Raw data

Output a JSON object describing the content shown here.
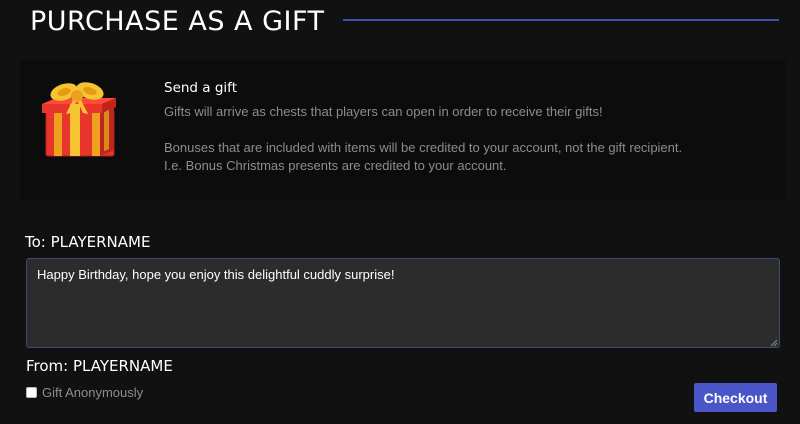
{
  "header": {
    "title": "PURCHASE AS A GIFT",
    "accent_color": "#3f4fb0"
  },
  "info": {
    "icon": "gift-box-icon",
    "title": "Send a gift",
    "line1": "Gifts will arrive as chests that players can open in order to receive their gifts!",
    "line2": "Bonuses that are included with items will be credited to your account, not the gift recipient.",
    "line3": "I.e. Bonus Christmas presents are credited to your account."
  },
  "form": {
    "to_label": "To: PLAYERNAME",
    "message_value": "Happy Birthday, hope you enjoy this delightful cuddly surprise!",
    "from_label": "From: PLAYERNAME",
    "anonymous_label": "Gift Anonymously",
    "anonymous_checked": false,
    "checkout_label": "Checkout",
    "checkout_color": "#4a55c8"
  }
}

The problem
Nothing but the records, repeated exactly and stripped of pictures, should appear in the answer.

Exercise response
Output a JSON object describing the content shown here.
{
  "header": {
    "title": "PURCHASE AS A GIFT",
    "accent_color": "#3f4fb0"
  },
  "info": {
    "icon": "gift-box-icon",
    "title": "Send a gift",
    "line1": "Gifts will arrive as chests that players can open in order to receive their gifts!",
    "line2": "Bonuses that are included with items will be credited to your account, not the gift recipient.",
    "line3": "I.e. Bonus Christmas presents are credited to your account."
  },
  "form": {
    "to_label": "To: PLAYERNAME",
    "message_value": "Happy Birthday, hope you enjoy this delightful cuddly surprise!",
    "from_label": "From: PLAYERNAME",
    "anonymous_label": "Gift Anonymously",
    "anonymous_checked": false,
    "checkout_label": "Checkout",
    "checkout_color": "#4a55c8"
  }
}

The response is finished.